Friday, December 10, 2010
Nordy’s: Leveraging Creativity So the Shoe Fits!
The above photo is from the semiannual Nordstrom’s sale last month in Chicago. At first blush, it would appear that it was chaotic, but it was nothing of the kind. It was as mindful and spa-like as being at a happy retreat. I believe this experience was because Nordstrom’s has one employee face: happy, gentle, kind, and compassionate.
“Shoe dog.” That is what dear family friend Ginny told me over Thanksgiving weekend that her management team from 20+ years ago used to call the new hires who work in the shoe department at Nordstrom's. What does a show dog do? A Nordstrom personnel who works in the shoe department will gently offer to bring you some shoes that you have selected, yet he/she does not bring the one pair; he or she brings three pairs. In the same vein, the behemoth, Amazon, offers a like-mindedness when you purchase an online product: “If you like this, then you might also like this…” Not only did it work 26 years ago, it still works today.

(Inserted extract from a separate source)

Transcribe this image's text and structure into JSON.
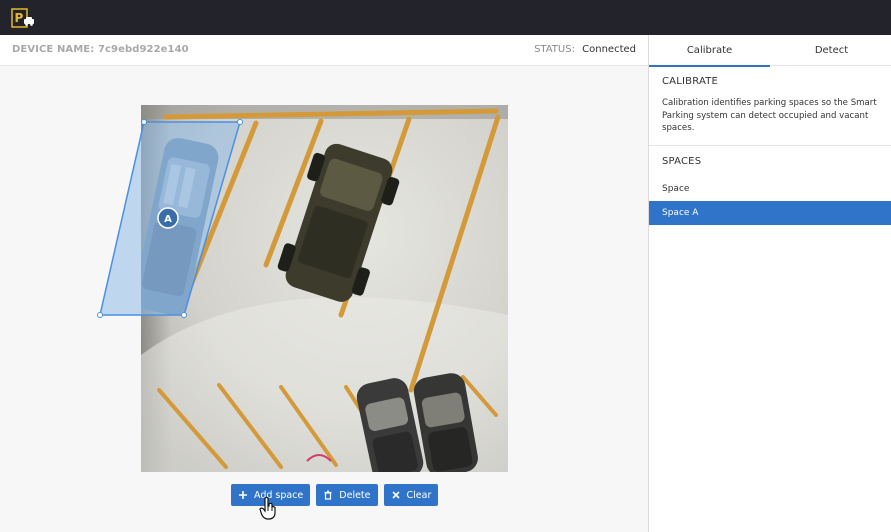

Ginny shared the story of her teenage son, who many years back, worked as a shoe dog (the proverbial bottom of the Nordstrom’s food chain) and served a customer who wanted a pair of shoes in a size 7 and the same pair in an 8 ½. So of course, he had to strategically balance 6 pairs of shoes on his way back to the customer from the storage room. She selected two pair from his choices: two pair in the size 7 and two identical pair in the size 8 ½.
The young teen inquired if she were buying a pair for herself and someone else. The woman explained that the 4 pair were for herself, that her feet are not even close to be the same size. The teenager excused himself momentarily and spoke with his supervisor and shared what the customer had explained to him. He quickly returned to say that she would only need to buy 2 pair of shoes and he took one 7 and one 8 ½ from each box and rang up her sale. She was stunned and said that no other shoe department had: 1) ever even asked why she was buying two pair of shoes, or 2) considered offering her one shoe from each separate box.
The customer tried to decline what she thought was too big a money loss and too generous a deed. She asked, “What will you do with one shoe?” The young teen said it was no problem. Nordstrom's often will donate single shoes to organizations for the disabled.
Marketers will annually spend millions of dollars to promote their company’s brand. Nordstrom's and customer service are synonymous. They have this trusted reputation because they have never strayed from their mission. Their emphasis on the customer is such a well-oiled machine that their marketing plan really includes you and me. Solution-seeking with their brand identity in mind: “How do we remain completely customer-oriented and not lose our shirts when we gladly refund a tire chain purchase (we do not sell tire chains) and shoes that don’t match?” We use creative solution-seeking and market the heck out it.
And it works; the shoe fits.
What can we do this week to be a Nordy to all with whom we engage?